- Education and Literacy: Growth in education and literacy in Kenya has increased the number of people in employment who need financial services. It has also enhanced financial literacy and improved people’s attitudes towards banking and investment.
- Urbanization: There is also a rise in movement of people, especially the youth, from rural to urban areas in search of employment and business opportunities. This has increased demand for financial services in towns and cities.
- Infrastructural Development: infrastructural developments such as roads, electricity and markets have opened up rural areas for investments and business, leading to increased demand for financial service; hence contributing towards the growth of financial institutions.
- Globalization: trade across countries, including direct foreign investments, have opened up the Kenyan economy to foreign investment banks. Investors from abroad have also brought in investment capital to fund the growth of financial institutions such as KCB, Equity, CIC and the NSE.
- Technological Innovation: Lastly, improvement in technology and innovation has enabled financial institutions to reach more people with their financial services. Mobile money, internet banking, and other innovative ways have helped more people to register for various financial services.
4.5. Factors Leading To Failure of Indigenous Financial Institutions
While the financial sector in general is growing, indigenous financial institutions are slowly declining in popularity and influence. Traditional banks are becoming less preferable for various financial services as alternative methods are made available for consumers. For instance, many people prefer using mobile money to save, borrow and transact rather than having a bank account for the same purpose. Several traditional banks have failed in the past decade, including Dubai Bank, Imperial Bank, and Chase Bank. Some of the factors leading to the failure of indigenous financial institutions include:
- Corporate Governance: Weak corporate governance practices have led to the collapse of indigenous financial institutions. They lack proper corporate governance structure and transparency standards to prevent corporate failure.
- High Default Rates: Non performing loans are those that have a high risk of default. They cause a financial institution to fail due to losses caused by the default, which means the firm is not able to recover its money.
- Poor Regulatory and Supervisory Systems: Poor regulatory and supervisory systems also give financial institutions the loophole to engage in poor decisions that may cause corporate failures. Weak regulation means that there is no clear way of checking what banks are doing, leading to lack of accountability in the financial sector.
- Insider Trading: This is one of the major causes of the failure of financial institutions. Insider trading refers to the illegal practice of trading in the financial market to one’s own advantage through having access to confidential information.
- Poor Risk Management: Some financial institutions are not able to assess their risks effectively. This leads to increased risks of failure.
- Lack of Internal Control: Large corporations require sound internal control systems to ensure that their operations and decisions are in line with the required standards and regulations of the industry. Without internal control, the company may not be able to detect financial fraud or errors that could lead to failure.

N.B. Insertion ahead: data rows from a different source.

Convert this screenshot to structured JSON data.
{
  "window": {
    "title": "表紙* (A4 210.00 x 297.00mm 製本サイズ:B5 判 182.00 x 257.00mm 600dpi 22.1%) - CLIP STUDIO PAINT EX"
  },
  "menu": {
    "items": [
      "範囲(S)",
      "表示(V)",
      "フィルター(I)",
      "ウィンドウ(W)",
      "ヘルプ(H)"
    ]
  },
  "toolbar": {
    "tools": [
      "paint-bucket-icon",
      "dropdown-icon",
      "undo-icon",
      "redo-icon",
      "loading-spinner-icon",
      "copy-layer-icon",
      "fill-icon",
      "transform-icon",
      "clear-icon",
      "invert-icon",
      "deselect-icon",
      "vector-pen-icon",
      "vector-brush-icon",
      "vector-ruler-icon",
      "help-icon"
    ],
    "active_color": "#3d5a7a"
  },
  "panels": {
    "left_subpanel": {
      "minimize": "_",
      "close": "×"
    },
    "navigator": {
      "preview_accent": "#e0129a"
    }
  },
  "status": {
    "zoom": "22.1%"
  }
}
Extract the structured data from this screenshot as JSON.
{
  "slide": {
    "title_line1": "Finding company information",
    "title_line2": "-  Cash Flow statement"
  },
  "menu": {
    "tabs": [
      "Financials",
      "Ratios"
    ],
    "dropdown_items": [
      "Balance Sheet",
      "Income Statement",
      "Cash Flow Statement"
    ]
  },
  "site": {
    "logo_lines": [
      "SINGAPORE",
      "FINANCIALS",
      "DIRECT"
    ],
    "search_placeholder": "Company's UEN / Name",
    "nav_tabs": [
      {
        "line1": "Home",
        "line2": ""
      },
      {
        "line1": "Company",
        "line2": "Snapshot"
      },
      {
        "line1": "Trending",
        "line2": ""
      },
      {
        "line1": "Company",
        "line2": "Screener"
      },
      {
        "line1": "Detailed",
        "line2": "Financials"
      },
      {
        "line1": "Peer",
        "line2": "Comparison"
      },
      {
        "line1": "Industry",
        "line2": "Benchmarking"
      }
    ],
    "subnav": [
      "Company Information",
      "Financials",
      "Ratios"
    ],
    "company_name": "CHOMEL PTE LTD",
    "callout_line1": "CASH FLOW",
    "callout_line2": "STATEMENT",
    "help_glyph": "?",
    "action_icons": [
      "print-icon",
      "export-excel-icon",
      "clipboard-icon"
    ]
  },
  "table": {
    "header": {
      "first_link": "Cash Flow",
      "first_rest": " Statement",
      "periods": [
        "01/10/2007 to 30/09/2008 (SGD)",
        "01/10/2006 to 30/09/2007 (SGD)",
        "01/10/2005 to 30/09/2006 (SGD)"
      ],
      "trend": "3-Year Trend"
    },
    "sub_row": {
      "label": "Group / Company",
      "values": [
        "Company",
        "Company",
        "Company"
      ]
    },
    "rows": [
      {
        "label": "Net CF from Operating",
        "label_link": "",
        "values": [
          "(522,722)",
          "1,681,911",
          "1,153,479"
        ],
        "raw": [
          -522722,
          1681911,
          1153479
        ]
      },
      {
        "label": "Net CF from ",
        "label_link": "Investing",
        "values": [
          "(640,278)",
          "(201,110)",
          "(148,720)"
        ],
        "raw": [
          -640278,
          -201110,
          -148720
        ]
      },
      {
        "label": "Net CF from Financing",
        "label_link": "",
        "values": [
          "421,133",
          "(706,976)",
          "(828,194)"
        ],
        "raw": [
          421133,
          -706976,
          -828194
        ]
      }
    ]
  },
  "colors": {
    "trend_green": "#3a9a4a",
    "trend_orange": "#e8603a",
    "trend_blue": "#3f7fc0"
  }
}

- Emergence of New Technologies: The rise of innovative technologies such as mobile and internet banking has led to the loss of popularity of indigenous banks among customers. This leads to loss of revenue and reduced profits, which means that traditional financial institutions will not be able to support its operations as it makes losses. Firms need to adapt to the new realities by developing innovative technologies to provide more services to their customers.
- Increased Competition: with emergence of Fintech and other financial institutions, indigenous firms feel the pressure. Those that are not able to adapt to the new competitive forces may collapse.